Former radio host Oscar Contreras embraces his role as a unifier. ‘I really like doing this stuff.’ – VCU news
Contreras, who was named the Richmond Times-Dispatch Personality of the Year in 2020, has held the WBTK host chair for 15 years, when the Christian station switched from English to Spanish. Contreras, who was a photography student at Virginia Commonwealth University School of the Arts at the time of the switchover, was already listening and called to offer help. The manager said he needed a Spanish speaking host connected to the community.
While Contreras was not studying journalism or broadcasting, he had his hand on the pulse of Hispanics in the Richmond area.
“Oscar is a very good radio host who is very well connected with the community,” said Glenn Motto, director of the WBTK station. “It’s his passion to work with and improve the lives of people in the community by connecting them with available resources. This is his strength. He has always been passionate about making people better, reaching out to people, letting people know what is available in the community, and solving the issues he sees in the community. He knows exactly who to talk to, to be able to help, to fix the problem. “
Attracted by community and creative work
Born in Guatemala, Contreras immigrated to Culpeper County, Virginia with his mother at the age of 12 to reunite with his father, who had come to the United States a decade earlier. Contreras transferred to VCU from Germanna Community College, gaining experience in community work as a teenager. He took pictures for his high school yearbook, got involved in social services and community organizing as a volunteer for AmeriCorps, where he hosted the Culpeper County Latino Festival which continues to this day. hui.
Contreras pursued photography at VCU and aspired to work at National Geographic. Magic, that’s how he described his work in the darkroom, even as digital photography developed. While at VCU, Contreras continued his community work at the Multicultural Affairs office in Richmond as a Community Liaison Officer, becoming a leader and helping Hispanic residents of Latin America. In 2006, on a VCU-sponsored art-focused trip to Peru, he met Rachel Harris. They tied the knot in 2008, during spring break just before he graduated.

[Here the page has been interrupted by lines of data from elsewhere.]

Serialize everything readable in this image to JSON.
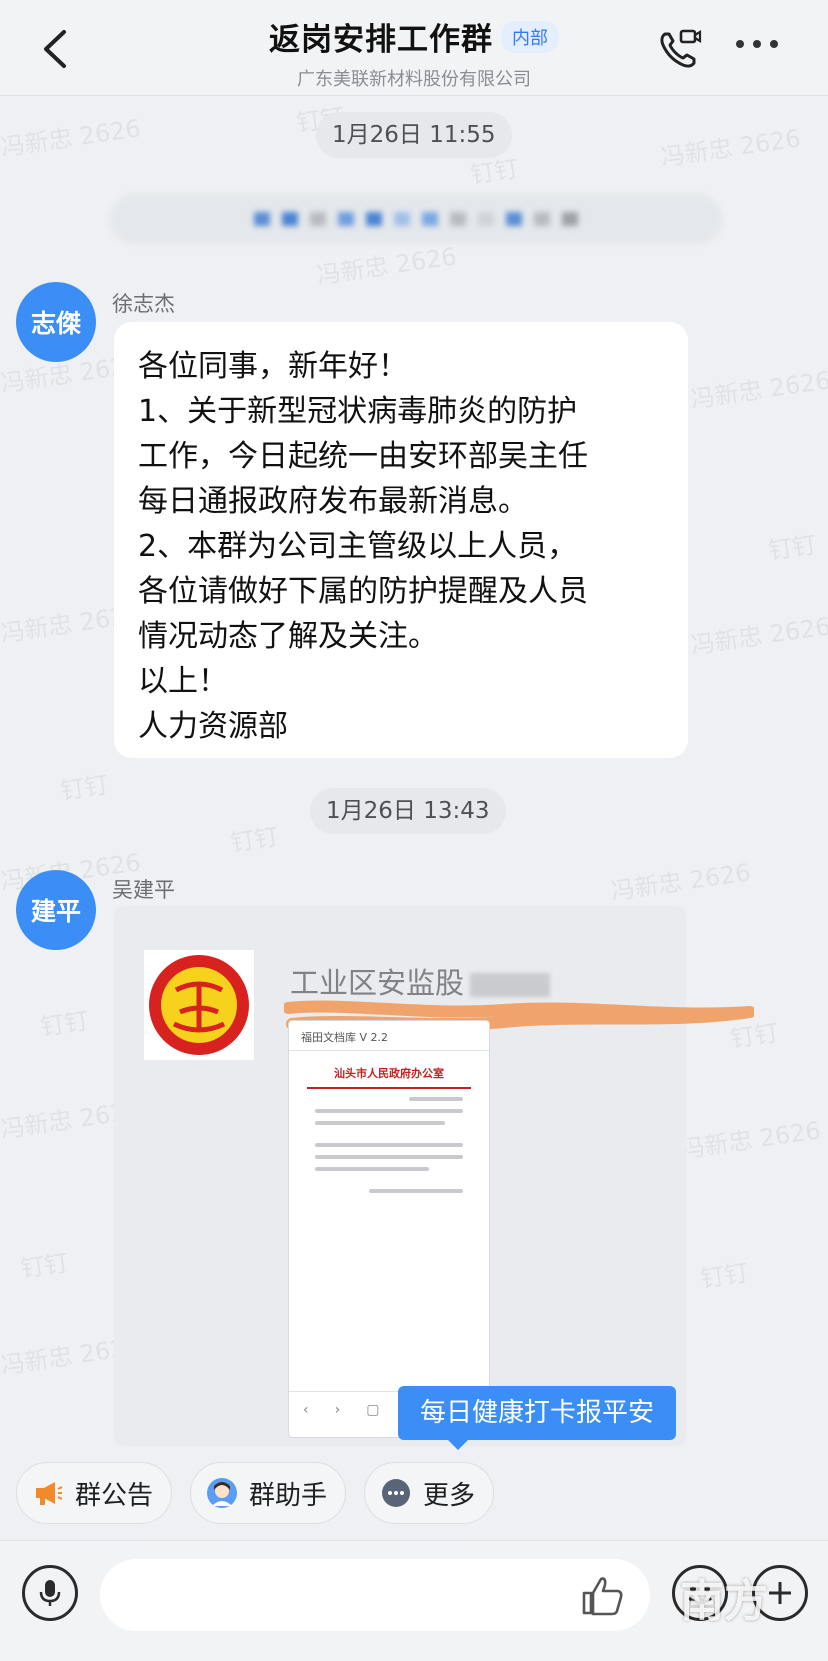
{
  "header": {
    "title": "返岗安排工作群",
    "tag": "内部",
    "subtitle": "广东美联新材料股份有限公司"
  },
  "watermark": {
    "name": "冯新忠 2626",
    "app": "钉钉"
  },
  "messages": {
    "time1": "1月26日 11:55",
    "sender1": {
      "name": "徐志杰",
      "avatar": "志傑"
    },
    "text_lines": [
      "各位同事，新年好！",
      "1、关于新型冠状病毒肺炎的防护",
      "工作，今日起统一由安环部吴主任",
      "每日通报政府发布最新消息。",
      "2、本群为公司主管级以上人员，",
      "各位请做好下属的防护提醒及人员",
      "情况动态了解及关注。",
      "以上！",
      "人力资源部"
    ],
    "time2": "1月26日 13:43",
    "sender2": {
      "name": "吴建平",
      "avatar": "建平"
    },
    "card": {
      "title": "工业区安监股",
      "doc_top": "福田文档库 V 2.2",
      "doc_heading": "汕头市人民政府办公室"
    }
  },
  "tooltip": "每日健康打卡报平安",
  "quick_actions": {
    "announcement": "群公告",
    "assistant": "群助手",
    "more": "更多"
  },
  "input": {
    "placeholder": ""
  },
  "corner_logo": "南方",
  "colors": {
    "accent": "#3a8ef6",
    "scribble": "#f0a36a"
  }
}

Another creative outlet was the switch to radio.
“At first I didn’t feel safe,” Contreras said. “But with audio, I’m able to go to events, take pictures, come back and report. I learned that I can use my creativity in different ways.
He listened to National Public Radio to soak up the key news of the day. He also absorbed criticism from listeners and family to develop his own style.
Contreras and his wife homeschool their four children. The couple also run a wedding class at Branches Baptist Church, where Contreras is a deacon.
Media for a growing Spanish-speaking population
Census data shows that 7% of the approximately 1.3 million people in the Richmond metropolitan area identify as Hispanic. Although Radio Poder does not track the number of listeners, Contreras said those who listen are mostly bilingual women. The countries of origin represented are Mexico, Guatemala, El Salvador, Honduras, Nicaragua and Puerto Rico.
There are a few other secular Spanish language radio stations in Richmond with a fair amount of community content. But Radio Poder, part of Mount Rich Media LLC, is a family-focused Christian broadcaster.
Contreras’ radio shows include a mix of scripture, encouragement and community information. Its posts reflect the current themes and rhythms of Richmond, particularly the growing population of Spanish speakers who need up-to-date local news and information.
Contreras’ post is one of the affirmations and positivity with quirky phrases he uses to uplift his audience
“No dejes que nada ni nadie robe las bendiciones que el Señor tiene para ti el dia de hoy,” he said regularly into the microphone, which translates to: Do not let anyone steal your blessings that God has for you on this day. .